I am having ongoing problems with my low back. My medical doctor and my chiropractor have both suggested exercise as a way to break through the pain-spasm cycle that I'm in. I tried it for a little while, but it didn't seem to help. What should I do next?
Patients' belief systems have a lot to do with how they respond (or don't respond) to treatment. If you think your pain is an indication that there's something wrong or that anything that makes it hurt is actually damaging your spine, then exercise and activity won't seem helpful to you.

Exercise has been shown over and over to be beneficial for patients with chronic low back pain. But sticking with a program every day is essential. Patients who believe movement and activity will only make things worse have a more difficult time carrying out a regular schedule of exercise.

In some cases, general activity may not address your specific needs. At this point in your rehab, you may need a particular type of exercise program. This could be core training, motor control training, or some other specific program to change your movement patterns. A physical therapist can help identify what this may be for you. Once you've gotten past the first roadblock, it should be smooth sailing for you. Knowing that your back pain is not a fracture, tumor, infection, or inflammatory process is very helpful.

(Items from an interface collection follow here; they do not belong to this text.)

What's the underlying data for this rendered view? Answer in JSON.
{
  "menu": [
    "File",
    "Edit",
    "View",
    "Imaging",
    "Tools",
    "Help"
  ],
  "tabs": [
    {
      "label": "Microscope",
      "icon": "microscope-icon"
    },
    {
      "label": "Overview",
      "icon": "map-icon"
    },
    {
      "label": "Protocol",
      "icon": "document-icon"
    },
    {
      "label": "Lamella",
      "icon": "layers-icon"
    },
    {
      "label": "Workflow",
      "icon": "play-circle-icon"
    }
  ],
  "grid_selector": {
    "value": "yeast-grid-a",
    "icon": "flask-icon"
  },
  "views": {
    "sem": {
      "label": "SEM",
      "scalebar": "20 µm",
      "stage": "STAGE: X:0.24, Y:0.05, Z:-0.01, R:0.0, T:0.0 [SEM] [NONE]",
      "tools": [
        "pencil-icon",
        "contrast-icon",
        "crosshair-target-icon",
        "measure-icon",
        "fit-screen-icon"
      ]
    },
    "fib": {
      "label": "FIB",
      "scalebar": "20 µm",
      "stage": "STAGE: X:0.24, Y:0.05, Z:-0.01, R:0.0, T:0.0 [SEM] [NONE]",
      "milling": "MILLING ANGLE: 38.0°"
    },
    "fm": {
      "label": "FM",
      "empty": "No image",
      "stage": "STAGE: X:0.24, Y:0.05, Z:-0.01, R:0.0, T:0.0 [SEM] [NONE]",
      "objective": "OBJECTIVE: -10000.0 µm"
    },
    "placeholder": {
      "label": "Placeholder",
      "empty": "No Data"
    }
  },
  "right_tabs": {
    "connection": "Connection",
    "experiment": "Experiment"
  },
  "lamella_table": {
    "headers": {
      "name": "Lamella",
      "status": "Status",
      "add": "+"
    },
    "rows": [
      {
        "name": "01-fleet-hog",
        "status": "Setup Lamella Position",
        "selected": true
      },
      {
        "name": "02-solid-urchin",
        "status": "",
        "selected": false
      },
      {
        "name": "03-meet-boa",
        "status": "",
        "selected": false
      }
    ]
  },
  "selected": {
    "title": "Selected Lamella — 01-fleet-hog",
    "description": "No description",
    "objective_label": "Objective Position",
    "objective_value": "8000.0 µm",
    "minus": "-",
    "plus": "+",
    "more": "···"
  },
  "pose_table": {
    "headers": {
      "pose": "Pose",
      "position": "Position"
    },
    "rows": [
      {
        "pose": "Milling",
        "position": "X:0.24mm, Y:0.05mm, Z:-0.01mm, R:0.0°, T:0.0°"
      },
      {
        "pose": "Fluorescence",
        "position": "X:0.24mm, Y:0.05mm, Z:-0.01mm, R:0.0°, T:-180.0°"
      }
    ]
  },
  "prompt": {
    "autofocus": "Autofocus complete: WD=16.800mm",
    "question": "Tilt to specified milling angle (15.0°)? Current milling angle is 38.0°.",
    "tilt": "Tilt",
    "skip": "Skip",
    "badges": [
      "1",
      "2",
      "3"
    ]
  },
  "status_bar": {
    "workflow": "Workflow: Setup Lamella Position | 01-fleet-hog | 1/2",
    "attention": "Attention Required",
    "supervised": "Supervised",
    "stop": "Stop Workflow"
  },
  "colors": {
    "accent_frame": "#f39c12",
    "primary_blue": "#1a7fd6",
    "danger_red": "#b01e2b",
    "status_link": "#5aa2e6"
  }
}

Ongoing pain in the case of a nonorganic, noninflammatory cause of low back pain suggests that pain beliefs are present that are hindering your progress. If consistently carrying out your prescribed exercise program doesn't help, you may need the skills of a counselor or cognitive behavioral specialist.

Together, you, your counselor, and your physical therapist can help you identify and change the way you think in order to change how you respond to your pain. Breaking the links between beliefs about pain, physiologic damage and physical harm, and exercise can change your pain levels and functional ability.